The table above explains about truth table for & where p and q are variables standing for any propositions. The rows in the lefthand column list all possible combinations of the values T (for true) and F (for false) that can be assigned to a pair of propositions. The corresponding values in the righthand column are the values of the formula p & q for those combinations of values.(Hurford et al., 2007, p. 173)
From the table can be concluded that the value p & q of will be False if one of the value that is p and q is False. If both of them are True so the value of p & q will be True and if both of them are False so the value of p & q are False.
b. Truth Table for “V”
p

q

p V q

T

T

T

T

F

T

F

T

T

F

F

F

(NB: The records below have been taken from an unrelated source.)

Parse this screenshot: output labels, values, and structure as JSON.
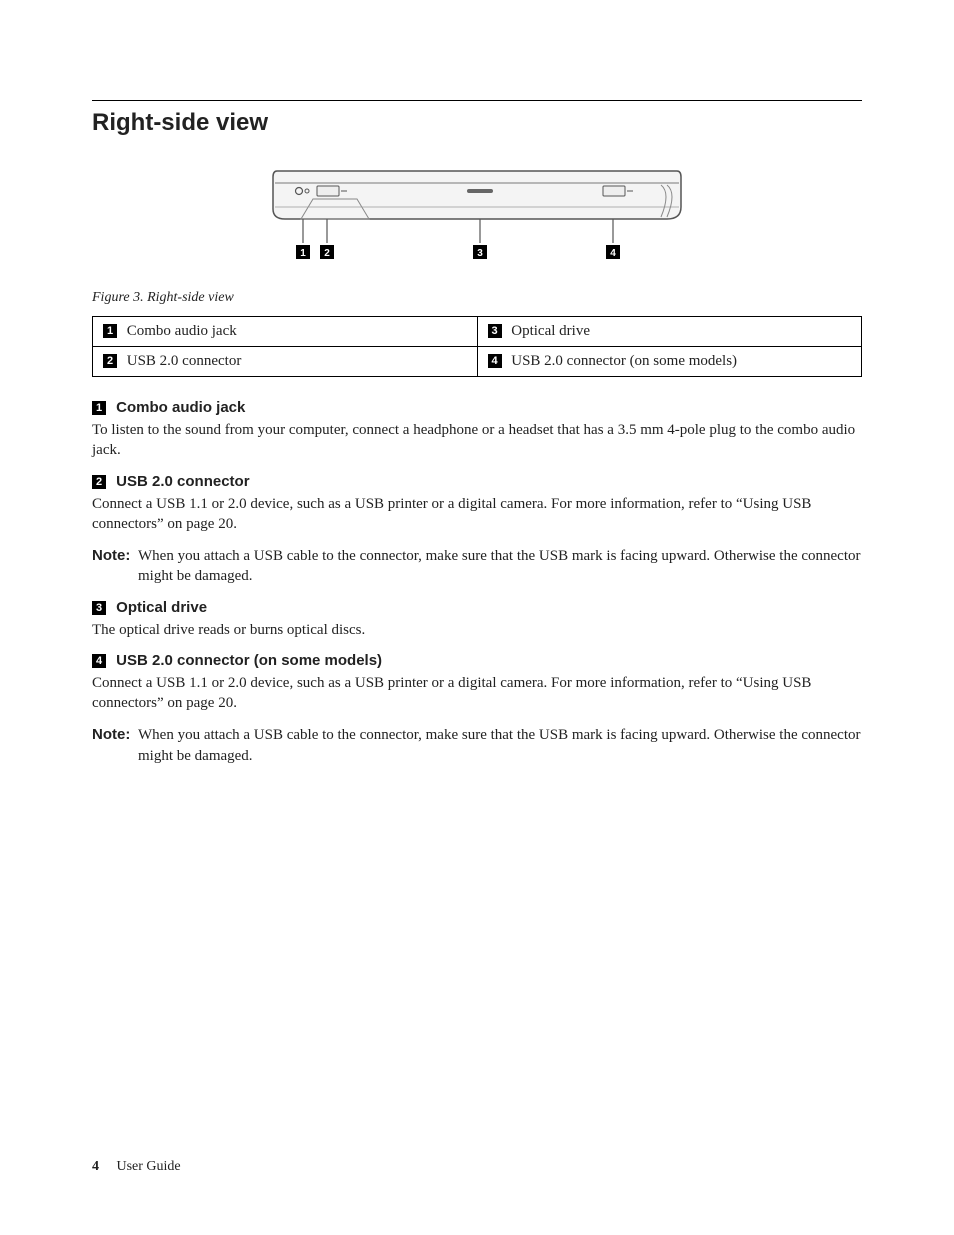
{
  "section_title": "Right-side view",
  "figure": {
    "caption": "Figure 3. Right-side view",
    "callouts": [
      "1",
      "2",
      "3",
      "4"
    ]
  },
  "callout_table": {
    "cells": [
      {
        "num": "1",
        "label": "Combo audio jack"
      },
      {
        "num": "3",
        "label": "Optical drive"
      },
      {
        "num": "2",
        "label": "USB 2.0 connector"
      },
      {
        "num": "4",
        "label": "USB 2.0 connector (on some models)"
      }
    ]
  },
  "items": {
    "i1": {
      "num": "1",
      "heading": "Combo audio jack",
      "body": "To listen to the sound from your computer, connect a headphone or a headset that has a 3.5 mm 4-pole plug to the combo audio jack."
    },
    "i2": {
      "num": "2",
      "heading": "USB 2.0 connector",
      "body": "Connect a USB 1.1 or 2.0 device, such as a USB printer or a digital camera. For more information, refer to “Using USB connectors” on page 20.",
      "note_label": "Note:",
      "note_text": "When you attach a USB cable to the connector, make sure that the USB mark is facing upward. Otherwise the connector might be damaged."
    },
    "i3": {
      "num": "3",
      "heading": "Optical drive",
      "body": "The optical drive reads or burns optical discs."
    },
    "i4": {
      "num": "4",
      "heading": "USB 2.0 connector (on some models)",
      "body": "Connect a USB 1.1 or 2.0 device, such as a USB printer or a digital camera. For more information, refer to “Using USB connectors” on page 20.",
      "note_label": "Note:",
      "note_text": "When you attach a USB cable to the connector, make sure that the USB mark is facing upward. Otherwise the connector might be damaged."
    }
  },
  "footer": {
    "page_number": "4",
    "doc_title": "User Guide"
  }
}
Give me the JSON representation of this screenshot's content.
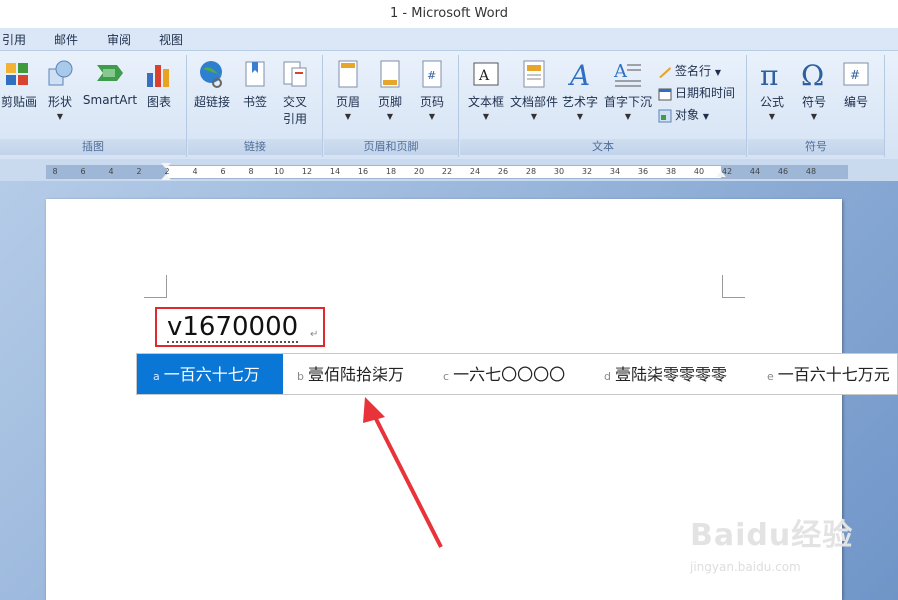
{
  "window": {
    "title": "1 - Microsoft Word"
  },
  "tabs": [
    "引用",
    "邮件",
    "审阅",
    "视图"
  ],
  "ribbon": {
    "groups": {
      "illustrations": {
        "label": "插图",
        "buttons": [
          "剪贴画",
          "形状",
          "SmartArt",
          "图表"
        ]
      },
      "links": {
        "label": "链接",
        "buttons": [
          "超链接",
          "书签",
          "交叉",
          "引用"
        ]
      },
      "header_footer": {
        "label": "页眉和页脚",
        "buttons": [
          "页眉",
          "页脚",
          "页码"
        ]
      },
      "text": {
        "label": "文本",
        "buttons": [
          "文本框",
          "文档部件",
          "艺术字",
          "首字下沉"
        ],
        "small": [
          "签名行",
          "日期和时间",
          "对象"
        ]
      },
      "symbols": {
        "label": "符号",
        "buttons": [
          "公式",
          "符号",
          "编号"
        ]
      }
    }
  },
  "ruler": {
    "ticks": [
      "8",
      "6",
      "4",
      "2",
      "2",
      "4",
      "6",
      "8",
      "10",
      "12",
      "14",
      "16",
      "18",
      "20",
      "22",
      "24",
      "26",
      "28",
      "30",
      "32",
      "34",
      "36",
      "38",
      "40",
      "42",
      "44",
      "46",
      "48"
    ]
  },
  "document": {
    "typed_text": "v1670000",
    "paragraph_mark": "↵"
  },
  "ime": {
    "candidates": [
      {
        "key": "a",
        "text": "一百六十七万",
        "selected": true
      },
      {
        "key": "b",
        "text": "壹佰陆拾柒万",
        "selected": false
      },
      {
        "key": "c",
        "text": "一六七〇〇〇〇",
        "selected": false
      },
      {
        "key": "d",
        "text": "壹陆柒零零零零",
        "selected": false
      },
      {
        "key": "e",
        "text": "一百六十七万元",
        "selected": false
      }
    ]
  },
  "watermark": {
    "brand": "Baidu经验",
    "url": "jingyan.baidu.com"
  },
  "colors": {
    "highlight_box": "#e0292f",
    "selected_candidate": "#0a76d6",
    "arrow": "#e8333a"
  }
}
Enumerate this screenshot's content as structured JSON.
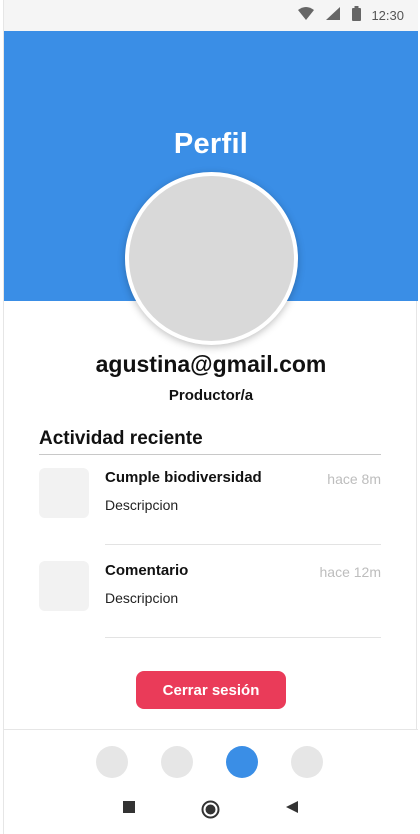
{
  "status_bar": {
    "time": "12:30",
    "icons": [
      "wifi-icon",
      "signal-icon",
      "battery-icon"
    ]
  },
  "header": {
    "title": "Perfil",
    "background_color": "#3a8ee6"
  },
  "profile": {
    "email": "agustina@gmail.com",
    "role": "Productor/a"
  },
  "activity": {
    "title": "Actividad reciente",
    "items": [
      {
        "title": "Cumple biodiversidad",
        "description": "Descripcion",
        "time": "hace 8m"
      },
      {
        "title": "Comentario",
        "description": "Descripcion",
        "time": "hace 12m"
      }
    ]
  },
  "logout": {
    "label": "Cerrar sesión",
    "color": "#ea3b59"
  },
  "bottom_nav": {
    "tabs": [
      "nav-tab-1",
      "nav-tab-2",
      "nav-tab-3",
      "nav-tab-4"
    ],
    "active_index": 2
  },
  "system_nav": [
    "recents-icon",
    "home-icon",
    "back-icon"
  ]
}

The values T and F which appear in truth tables are the same values as those assigned to simple propositions in relation to the situations in the world which they describe (recall the previous unit). In the case of simple propositions, the values T and F ‘come from’ the world. In the case of complex propositions with connectives such as & and V, the combinations of the values of the component simple propositions are ‘looked up’ in the appropriate truth table, and the value of the whole complex proposition (either T or F) is arrived at. Thus in the case of complex propositions, their truth values ‘come from’ the truth values of their constituent simple propositions (Hurford et al., 2007, p. 174)
The table can be explained as follow, if one of the value p and q are true or false, the value of p V q are True. If both of them are True the value of p V q are True and will be False if both of them are False.
c. Truth Value of Complex Propositions
As said before that proposition is not only simple form but also in complex form. Even though complex proposition, it can be made the truth value based on the proposition. Of course the truth value of complex proposition is different with simple proposition. In Hurford et al. (2007, p. 175) explained as below:
Metaphorically, the truth value of a complex proposition is like the trunk of a tree whose roots reach down into the world. Truth values ï¬‚ow from the world upwards through the roots, being aï¬€ected in various ways where the roots connect with each other, and eventually arriving at the trunk of the tree.
Base on the explanation above can be elaborate how truth values of complex proposition are formed as given example below:
Taken from (Hurford et al., 2007, p. 175)
C. CONCLUSION
Logical connectives are used to joining the propositions into complex proposition. The connective & corresponding English and called conjunction and connective V corresponding English or called disjunction. These connectives are used to combine proposition and used to make formula of compound proposition into well formed formula. The results of joining propositions by using logical connective are complex propositions which have truth value based on each proposition formed them.
D. REFERENCE
______________________. (Ed.) (2008) Cambridge Advance Learner's Dictionary. Cambridge: Cambridge University Press.
Frawley, W. (1992). Linguistic Semantics. New York: Routkedge.
Fromkin, V., Rodman, R., & Hyams, N. (2014). An Introduction to Language. United State Of America: Cengage Learning.
Hurford, J. R., Heasley, B., & Smith, M. B. (2007). Semantics: A Course Book. Cambridge: Cambridge University Press.
Leung, C. (2005). A comparison of the use of major English conjunctions by American and Hong Kong university students (Using the HKUST corpus, HKBU corpus and the ICLE corpus of American English). (Bachelor), Lunds Universitet.
Category 5